But the Clear Channel business model will be dead sooner than later anyway.

wolfboy
10-26-2012, 05:37 PM
I pay for the premium Spotify and can stream full albums, make playlists, whatever. I use it on my computer and phone. My wife uses the same account on her phone, for one $9.99 monthly fee. I have no use for an MP3 player.


Sent from my iPhone using Tapatalk

You can run two devices on one account?

*BaseClogger*
10-26-2012, 05:43 PM
You can run two devices on one account?

As long as they aren't both playing at the same time...

bigredmechanism
10-26-2012, 09:44 PM
Anyone think MP3 players are going the way of CD players or that there will always be a place for them because of people like me who don't want a phone call to interrupt the music? Just curious if I'm the odd man out here.

I think they are going that way, but probably not as drastically.

I still use my iPod classic that I bought what seems like ages ago. Not that my phone couldn't do it, but I have a ton of music on my iPod that I don't have to motivation to upload it to my PC or to a cloud. (I had to wipe my hard drive a few months back, and so there is no copy of the iPod's contents on my computer anymore.)

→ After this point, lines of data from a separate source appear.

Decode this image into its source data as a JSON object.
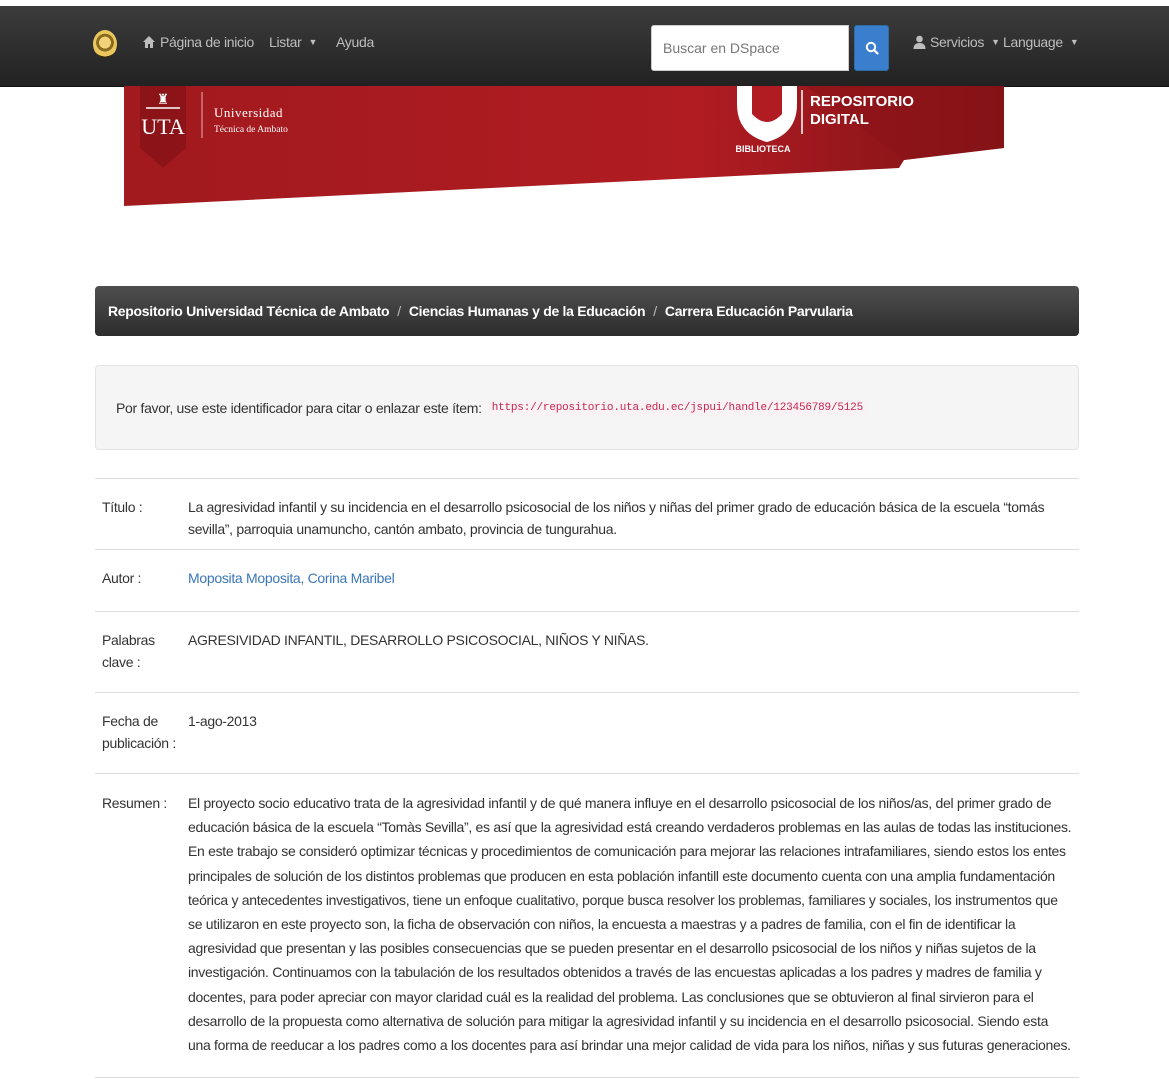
{
  "nav": {
    "home_label": "Página de inicio",
    "list_label": "Listar",
    "help_label": "Ayuda",
    "search_placeholder": "Buscar en DSpace",
    "services_label": "Servicios",
    "language_label": "Language"
  },
  "banner": {
    "uta_short": "UTA",
    "university_line1": "Universidad",
    "university_line2": "Técnica de Ambato",
    "repo_line1": "REPOSITORIO",
    "repo_line2": "DIGITAL",
    "library_label": "BIBLIOTECA",
    "colors": {
      "primary": "#a11a1e",
      "dark": "#6e0f12"
    }
  },
  "breadcrumb": {
    "items": [
      "Repositorio Universidad Técnica de Ambato",
      "Ciencias Humanas y de la Educación",
      "Carrera Educación Parvularia"
    ],
    "separator": "/"
  },
  "cite": {
    "label": "Por favor, use este identificador para citar o enlazar este ítem:",
    "uri": "https://repositorio.uta.edu.ec/jspui/handle/123456789/5125"
  },
  "metadata": {
    "title_label": "Título :",
    "title_value": "La agresividad infantil y su incidencia en el desarrollo psicosocial de los niños y niñas del primer grado de educación básica de la escuela “tomás sevilla”, parroquia unamuncho, cantón ambato, provincia de tungurahua.",
    "author_label": "Autor :",
    "author_value": "Moposita Moposita, Corina Maribel",
    "keywords_label": "Palabras clave :",
    "keywords_value": "AGRESIVIDAD INFANTIL, DESARROLLO PSICOSOCIAL, NIÑOS Y NIÑAS.",
    "date_label": "Fecha de publicación :",
    "date_value": "1-ago-2013",
    "abstract_label": "Resumen :",
    "abstract_value": "El proyecto socio educativo trata de la agresividad infantil y de qué manera influye en el desarrollo psicosocial de los niños/as, del primer grado de educación básica de la escuela “Tomàs Sevilla”, es así que la agresividad está creando verdaderos problemas en las aulas de todas las instituciones. En este trabajo se consideró optimizar técnicas y procedimientos de comunicación para mejorar las relaciones intrafamiliares, siendo estos los entes principales de solución de los distintos problemas que producen en esta población infantill este documento cuenta con una amplia fundamentación teórica y antecedentes investigativos, tiene un enfoque cualitativo, porque busca resolver los problemas, familiares y sociales, los instrumentos que se utilizaron en este proyecto son, la ficha de observación con niños, la encuesta a maestras y a padres de familia, con el fin de identificar la agresividad que presentan y las posibles consecuencias que se pueden presentar en el desarrollo psicosocial de los niños y niñas sujetos de la investigación. Continuamos con la tabulación de los resultados obtenidos a través de las encuestas aplicadas a los padres y madres de familia y docentes, para poder apreciar con mayor claridad cuál es la realidad del problema. Las conclusiones que se obtuvieron al final sirvieron para el desarrollo de la propuesta como alternativa de solución para mitigar la agresividad infantil y su incidencia en el desarrollo psicosocial. Siendo esta una forma de reeducar a los padres como a los docentes para así brindar una mejor calidad de vida para los niños, niñas y sus futuras generaciones."
  }
}
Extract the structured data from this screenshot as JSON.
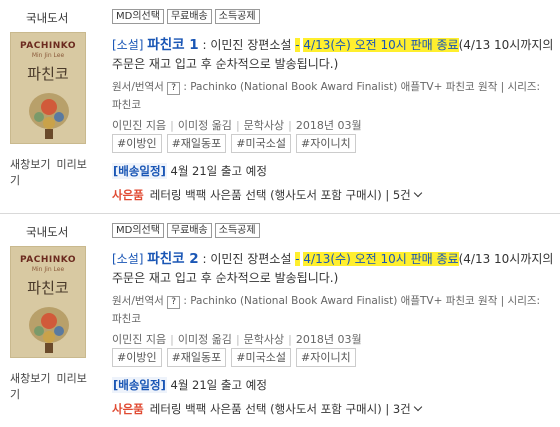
{
  "items": [
    {
      "category": "국내도서",
      "cover": {
        "title": "PACHINKO",
        "author": "Min Jin Lee",
        "korean": "파친코"
      },
      "left_links": [
        "새창보기",
        "미리보기"
      ],
      "tags": [
        "MD의선택",
        "무료배송",
        "소득공제"
      ],
      "title_prefix": "[소설]",
      "title_name": "파친코 1",
      "title_sub": "이민진 장편소설",
      "title_dash": "-",
      "title_highlight": "4/13(수) 오전 10시 판매 종료",
      "title_note": "(4/13 10시까지의 주문은 재고 입고 후 순차적으로 발송됩니다.)",
      "meta_label": "원서/번역서",
      "meta_q": "?",
      "meta_rest": ": Pachinko (National Book Award Finalist) 애플TV+ 파친코 원작 | 시리즈: 파친코",
      "author": "이민진 지음",
      "translator": "이미정 옮김",
      "publisher": "문학사상",
      "date": "2018년 03월",
      "hashtags": [
        "#이방인",
        "#재일동포",
        "#미국소설",
        "#자이니치"
      ],
      "delivery_label": "[배송일정]",
      "delivery_text": "4월 21일 출고 예정",
      "gift_label": "사은품",
      "gift_text": "레터링 백팩 사은품 선택 (행사도서 포함 구매시) | 5건"
    },
    {
      "category": "국내도서",
      "cover": {
        "title": "PACHINKO",
        "author": "Min Jin Lee",
        "korean": "파친코"
      },
      "left_links": [
        "새창보기",
        "미리보기"
      ],
      "tags": [
        "MD의선택",
        "무료배송",
        "소득공제"
      ],
      "title_prefix": "[소설]",
      "title_name": "파친코 2",
      "title_sub": "이민진 장편소설",
      "title_dash": "-",
      "title_highlight": "4/13(수) 오전 10시 판매 종료",
      "title_note": "(4/13 10시까지의 주문은 재고 입고 후 순차적으로 발송됩니다.)",
      "meta_label": "원서/번역서",
      "meta_q": "?",
      "meta_rest": ": Pachinko (National Book Award Finalist) 애플TV+ 파친코 원작 | 시리즈: 파친코",
      "author": "이민진 지음",
      "translator": "이미정 옮김",
      "publisher": "문학사상",
      "date": "2018년 03월",
      "hashtags": [
        "#이방인",
        "#재일동포",
        "#미국소설",
        "#자이니치"
      ],
      "delivery_label": "[배송일정]",
      "delivery_text": "4월 21일 출고 예정",
      "gift_label": "사은품",
      "gift_text": "레터링 백팩 사은품 선택 (행사도서 포함 구매시) | 3건"
    }
  ],
  "colors": {
    "link_blue": "#1a56b5",
    "highlight": "#ffef2e",
    "gift_red": "#e04a32"
  }
}
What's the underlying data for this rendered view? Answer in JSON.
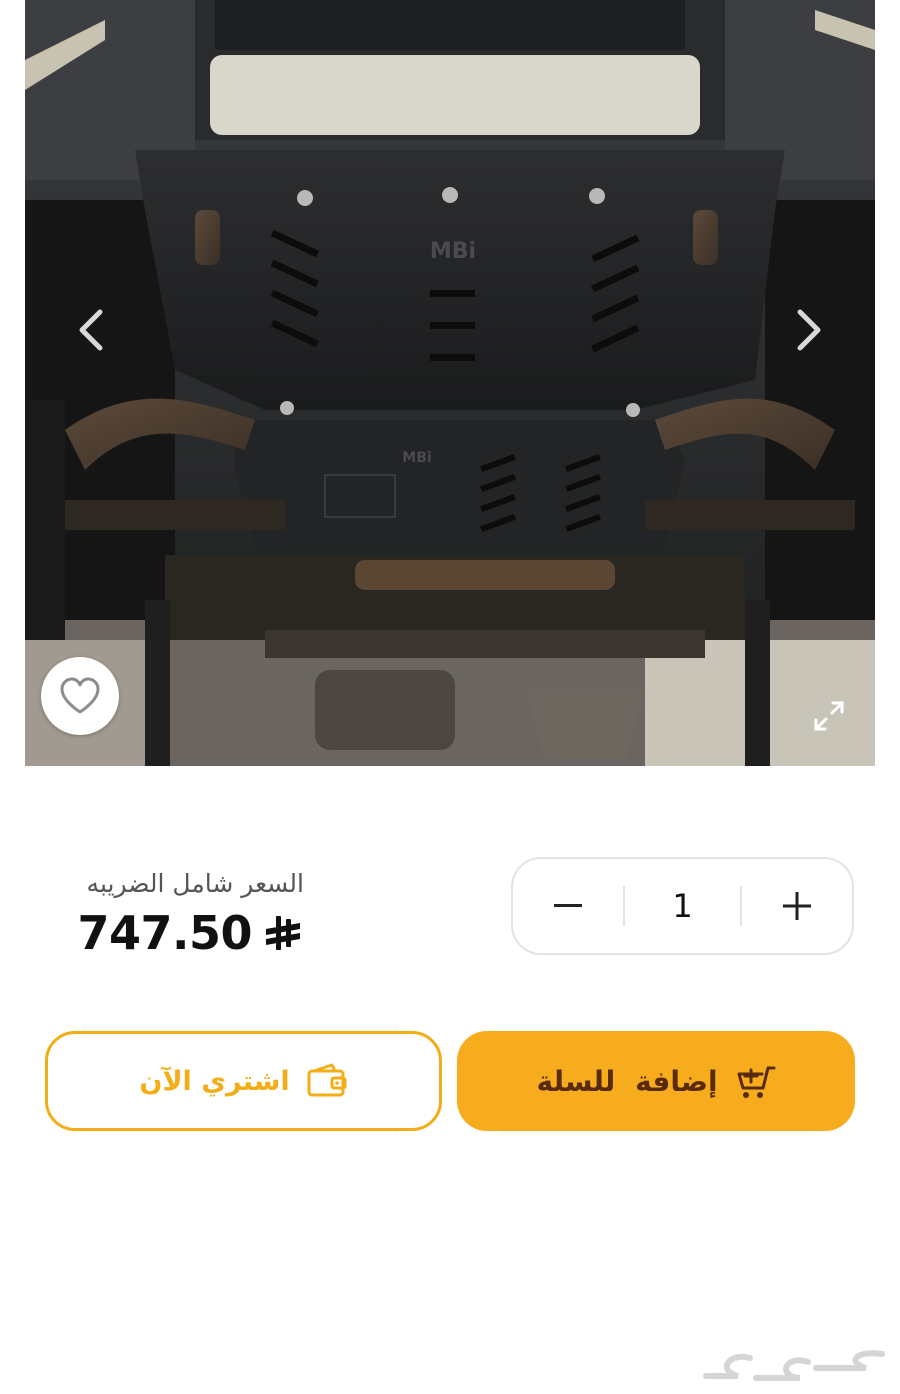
{
  "gallery": {
    "photo_description_icon": "product-photo",
    "brand_mark": "MBi",
    "prev_icon": "chevron-left-icon",
    "next_icon": "chevron-right-icon",
    "favorite_icon": "heart-icon",
    "expand_icon": "expand-icon"
  },
  "price": {
    "label": "السعر شامل الضريبه",
    "value": "747.50",
    "currency_icon": "saudi-riyal-icon"
  },
  "quantity": {
    "value": "1",
    "decrement_icon": "minus-icon",
    "increment_icon": "plus-icon"
  },
  "actions": {
    "buy_now_label": "اشتري الآن",
    "buy_now_icon": "wallet-icon",
    "add_to_cart_label": "إضافة للسلة",
    "add_to_cart_icon": "cart-plus-icon"
  },
  "colors": {
    "accent": "#f7ac1e",
    "accent_text": "#5a2a0c",
    "outline": "#f3ad17",
    "text_primary": "#111111",
    "text_secondary": "#555555"
  },
  "watermark": {
    "logo": "haraj-logo"
  }
}
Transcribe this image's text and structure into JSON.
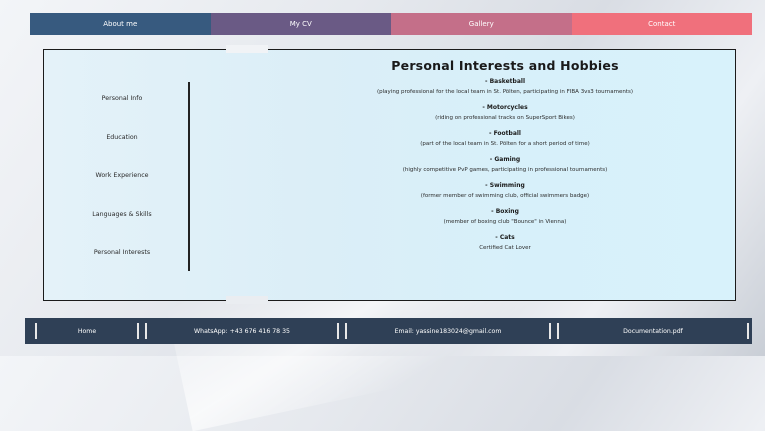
{
  "nav": [
    {
      "label": "About me",
      "color": "#375a7f"
    },
    {
      "label": "My CV",
      "color": "#6a5a85"
    },
    {
      "label": "Gallery",
      "color": "#c46f89"
    },
    {
      "label": "Contact",
      "color": "#f0707c"
    }
  ],
  "sidebar": {
    "items": [
      "Personal Info",
      "Education",
      "Work Experience",
      "Languages & Skills",
      "Personal Interests"
    ]
  },
  "main": {
    "title": "Personal Interests and Hobbies",
    "hobbies": [
      {
        "name": "- Basketball",
        "desc": "(playing professional for the local team in St. Pölten, participating in FIBA 3vs3 tournaments)"
      },
      {
        "name": "- Motorcycles",
        "desc": "(riding on professional tracks on SuperSport Bikes)"
      },
      {
        "name": "- Football",
        "desc": "(part of the local team in St. Pölten for a short period of time)"
      },
      {
        "name": "- Gaming",
        "desc": "(highly competitive PvP games, participating in professional tournaments)"
      },
      {
        "name": "- Swimming",
        "desc": "(former member of swimming club, official swimmers badge)"
      },
      {
        "name": "- Boxing",
        "desc": "(member of boxing club \"Bounce\" in Vienna)"
      },
      {
        "name": "- Cats",
        "desc": "Certified Cat Lover"
      }
    ]
  },
  "footer": {
    "home": "Home",
    "whatsapp": "WhatsApp: +43 676 416 78 35",
    "email": "Email: yassine183024@gmail.com",
    "docs": "Documentation.pdf"
  }
}
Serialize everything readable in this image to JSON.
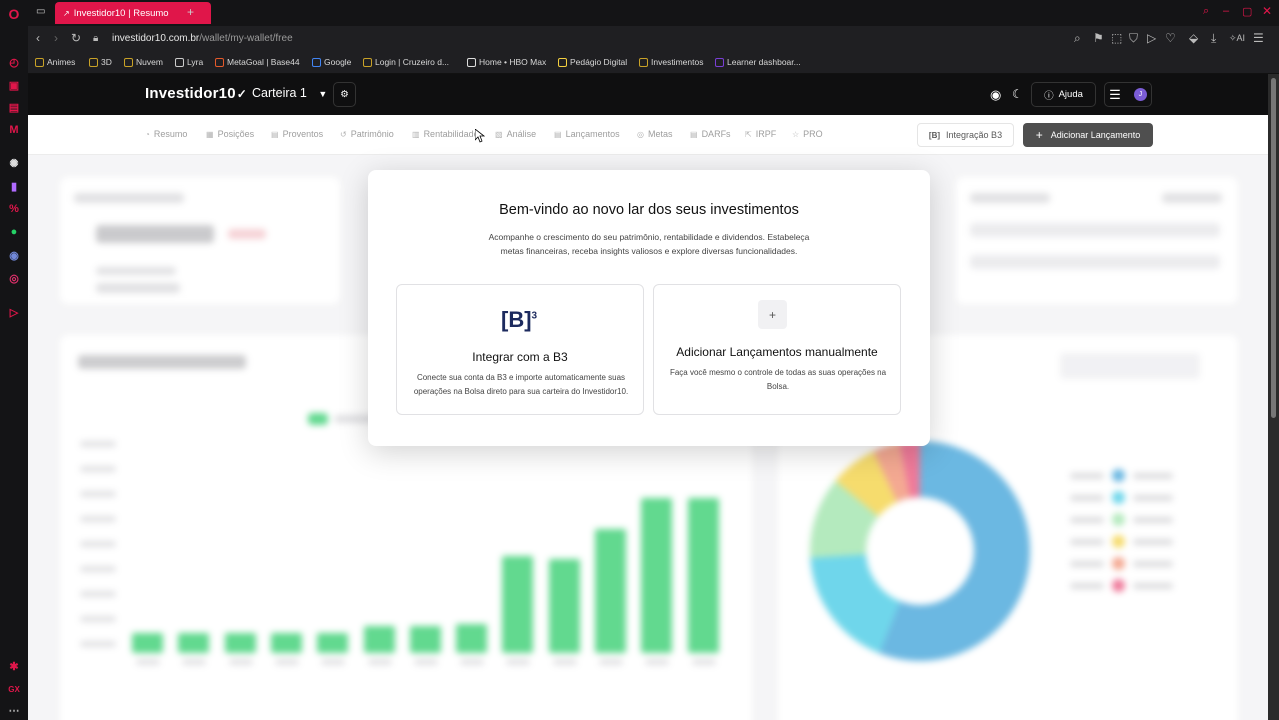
{
  "browser": {
    "tab_title": "Investidor10 | Resumo",
    "new_tab": "+",
    "url_domain": "investidor10.com.br",
    "url_path": "/wallet/my-wallet/free",
    "ai_label": "AI",
    "bookmarks": [
      "Animes",
      "3D",
      "Nuvem",
      "Lyra",
      "MetaGoal | Base44",
      "Google",
      "Login | Cruzeiro d...",
      "Home • HBO Max",
      "Pedágio Digital",
      "Investimentos",
      "Learner dashboar..."
    ]
  },
  "header": {
    "logo": "Investidor10",
    "wallet_name": "Carteira 1",
    "help_label": "Ajuda",
    "avatar_letter": "J"
  },
  "subnav": {
    "items": [
      "Resumo",
      "Posições",
      "Proventos",
      "Patrimônio",
      "Rentabilidade",
      "Análise",
      "Lançamentos",
      "Metas",
      "DARFs",
      "IRPF",
      "PRO"
    ],
    "b3_button": "Integração B3",
    "add_button": "Adicionar Lançamento"
  },
  "modal": {
    "title": "Bem-vindo ao novo lar dos seus investimentos",
    "subtitle": "Acompanhe o crescimento do seu patrimônio, rentabilidade e dividendos. Estabeleça metas financeiras, receba insights valiosos e explore diversas funcionalidades.",
    "b3_logo": "[B]",
    "b3_logo_sup": "3",
    "option_b3": {
      "title": "Integrar com a B3",
      "description": "Conecte sua conta da B3 e importe automaticamente suas operações na Bolsa direto para sua carteira do Investidor10."
    },
    "option_manual": {
      "plus": "+",
      "title": "Adicionar Lançamentos manualmente",
      "description": "Faça você mesmo o controle de todas as suas operações na Bolsa."
    }
  },
  "background": {
    "bar_heights": [
      0.11,
      0.11,
      0.11,
      0.11,
      0.11,
      0.15,
      0.15,
      0.16,
      0.54,
      0.52,
      0.69,
      0.86,
      0.86
    ],
    "donut": [
      {
        "value": 0.56,
        "color": "#3aa0d8"
      },
      {
        "value": 0.18,
        "color": "#3fc9e4"
      },
      {
        "value": 0.12,
        "color": "#9be3a8"
      },
      {
        "value": 0.07,
        "color": "#f3d03d"
      },
      {
        "value": 0.04,
        "color": "#f08c6e"
      },
      {
        "value": 0.03,
        "color": "#ea4e79"
      }
    ],
    "legend_colors": [
      "#3aa0d8",
      "#3fc9e4",
      "#9be3a8",
      "#f3d03d",
      "#f08c6e",
      "#ea4e79"
    ]
  },
  "colors": {
    "accent": "#e0164a",
    "bar_green": "#2ecc6a",
    "page_bg": "#f2f2f4",
    "nav_bg": "#0f0f10"
  }
}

I say not as drastically because the durability difference between an mp3 player and a CD player/CDs is crazy. When you have CDs scratching all the time, it's easy to see why switching to mp3 players took hold so well. As it was, cassette tapes lasted longer than them. Not to mention performance. The best discman I ever owned still skipped if I ran up or down stairs. That issue is completely resolved with mp3, and I'm surprised I even thought of it right now.

I don't see it being as pressing of an issue with mp3 players, though; my iPod feels and is more sturdy than my smart phone.

All in all, I think they are going obsolete, but I imagine people that already have them will continue using them for a while so long they don't break.

reds1869
10-27-2012, 05:23 PM
I still use a phone that is just a phone and prefer the sound quality of physical discs. I'm apparently a traitor to my generation. I do use my iPod quite a bit but I drive a ten year old car that doesn't have a line in, so Cds still feature prominently for me.

Roy Tucker
10-28-2012, 01:13 PM
I think if you can accurately predict the answer to this, you could make a lot of money. Smartphones gutted the PDA market and you needed to be very prescient to see that coming.

Moore's Law continues to hold true and smaller/faster/cheaper computing hardware and propeller-head geek developers continue to enable unforeseen developments. I've given up on predictions.

Revering4Blue
10-28-2012, 01:21 PM
How life was before smartphones [Comic]

http://dottech.org/85855/how-life-was-before-smartphones-comic/